- Volume 18 - Issue 3 - March 2010
- Posted: 3/10/2010 - 10:40am
- 2542 reads
The American Academy of Dermatology (AAD) recently presented the 2010 Gold Triangle Awards during its 68th Annual Meeting in Miami Beach. Skin & Aging is excited to announce that it is among the 49 winners being recognized for excellence in furthering public understanding of dermatologic issues and encouraging healthy behavior in the care of skin, hair and nails.
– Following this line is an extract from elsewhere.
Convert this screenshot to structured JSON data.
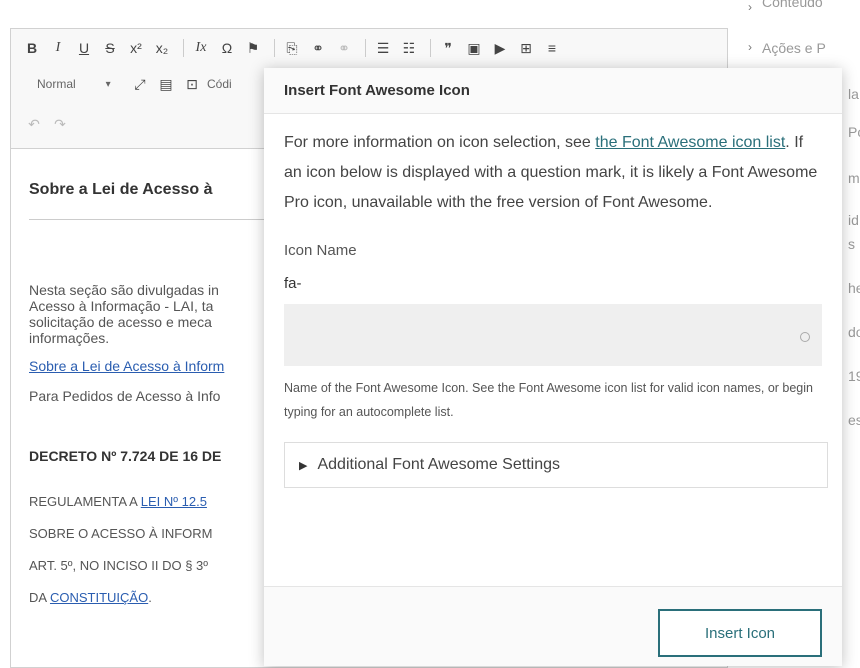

“The Academy commends each of our Gold Triangle Award winners for their efforts to increase public awareness of dermatology, encourage healthy behaviors in the care of their skin, hair and nails, and educate the public about the expert care of a dermatologist,” said dermatologist David M. Pariser, MD, FAAD, president of the American Academy of Dermatology, in a press release. “These programs and initiatives have the potential to improve the quality of life for numerous individuals affected by dermatologic conditions.”
We would like to congratulate our Gold Triangle Award-winning authors. They include:
• Contributing Editor Bonnie Darves, for her article, “A New Approach to Managing Atopic Dermatitis,” which appeared in the June 2009 issue. In this article, Ms. Darves profiled The Eczema Center at Rady Children’s Hospital, University of California-San Diego, which is the first standalone dedicated pediatric eczema care and research center of its kind. The article described the new approach to treating moderate to severe atopic dermatitis that this center takes and how that approach can enhance care. She interviewed some of the staff and the parents of patients at the center to get an idea of how this facility was set up and how doctors and patients are benefiting from it. To read this entry, please visit www.skinandaging.com/issues/1498.
• Co-Authors Sharon E. Jacob, MD, and Andrew Breithaupt, BS, for their article, “Environmental Exposures — A Pediatric Perspective on Allergic Contact Dermatitis,” which appeared in the July 2009 issue. In this article, the authors discussed that despite a rising number of pediatric patients with contact dermatitis, there are too few patch testing providers in the United States. The article also provided an overview of the history of contact dermatitis in pediatric patients, the top allergens for children in the United States, and the most common sources of these allergens. To read this article, please visit www.skinandaging.com/issues/1514.